Wednesday, January 14, 1998

Ex-task force chief’s drug, extortion case goes to jury

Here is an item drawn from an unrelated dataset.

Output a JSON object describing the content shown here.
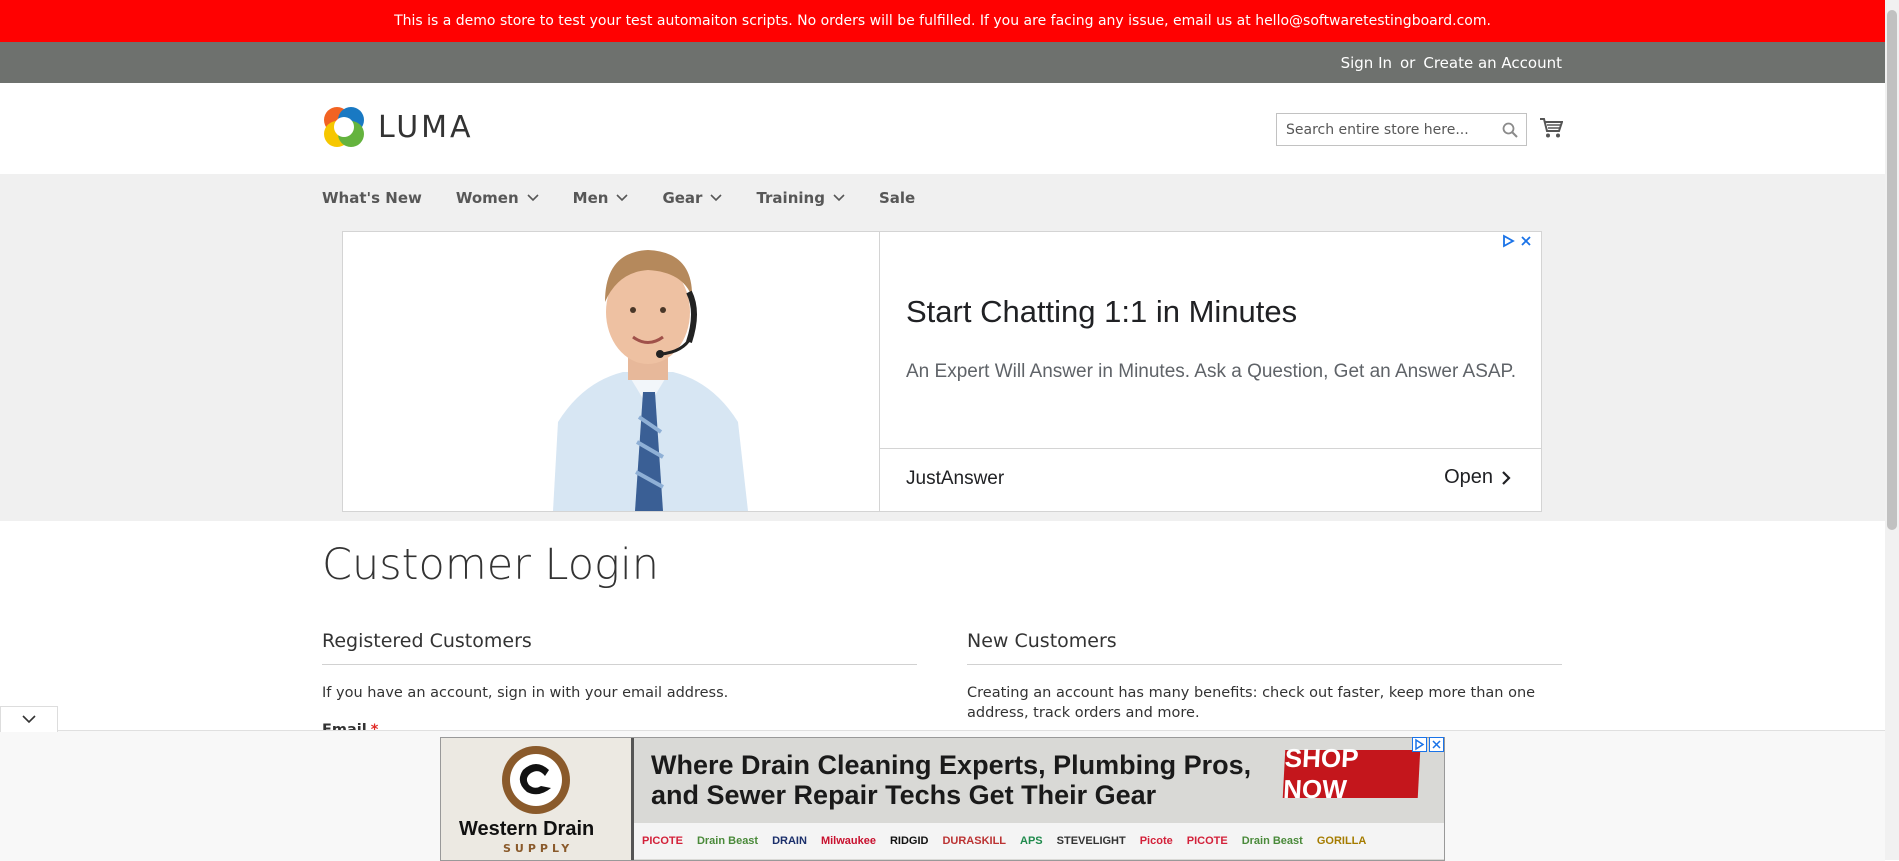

A federal jury deliberated into the night Tuesday but couldn't decide whether Roger Walls, former head of the 7th Judicial District drug task force, is guilty of conspiring to extort money and manufacture drugs.
    Deliberations will continue today.
    Testifying for hours Tuesday, Walls denied conspiring with former Saline County Prosecuting Attorney Dan Harmon to extort $5,500 from a Texas man or to take chemicals from the task force evidence locker to make methamphetamine.
    "We were a small, underfunded police agency that had to cover three counties, "Walls testified. "We made a tremendous number of cases each year."
    His attorney, Jack Lassiter, asked Walls point-blank, "Did you conspire with any of these people or anyone else to manufacture drugs? Have you ever unlawfully taken something from the evidence locker?"
    To each question, Walls' answer was a quiet "no, sir.'
    But on cross examination, Walls testified that he accompanied Harmon to Fort Worth and picked up Ernest Varnardo, drove him back to Arkansas and deposited him in the Grant County jail, but never arrested him.
    “I submit that if a person comes into your house, no matter how polite he is, takes you to another state, puts you in jail, that's an arrest," Assistant U.S. Attorney Dan Stripling said in his closing argument. "Mr. Varnardo thought it was an arrest. I would submit that if it happened to you, you would think it was an arrest too."
    Stripling pointed out that while the charges Varnardo faced from a traffic stop the previous year were filed in Saline County, Varnardo was kept in the Grant County jail almost a month without ever going before a judge - even though a bench warrant was out for his arrest for failure to appear at a hearing.
    "Mr. Varnardo was taken to a jail in another city, was never brought before a judge, and after about a month he was released," Stripling said. "That's not the action of a law enforcement officer doing his job. That's the action of a man trying to put some pressure on someone."
    In the second charge, Walls is accused of taking chemicals seized from convicted criminal Jimmy Bumgardner and giving them to a methamphetamine maker named Ronnie Knight.
    Lassiter attacked the evidence in his closing argument asking jurors to consider whether they can believe the witnesses the federal prosecutors used to make the case. He summarized the drug case as "three convicted felons with a lot of time in the penitentiary."
    "I want you to think about whether you can believe anything these people say at all," Lassiter said.
    He contends that many of the prosecution's witnesses are looking to either shorten their prison time or get revenge on Walls, whom he said was merely a law enforcement officer doing his job.
    In his June trial, Harmon faced the same two charges among the 11 he was battling. He was convicted of the extortion charge but acquitted of conspiracy to manufacture drugs.

Copyright 1998, Little Rock Newspapers, Inc. All rights reserved.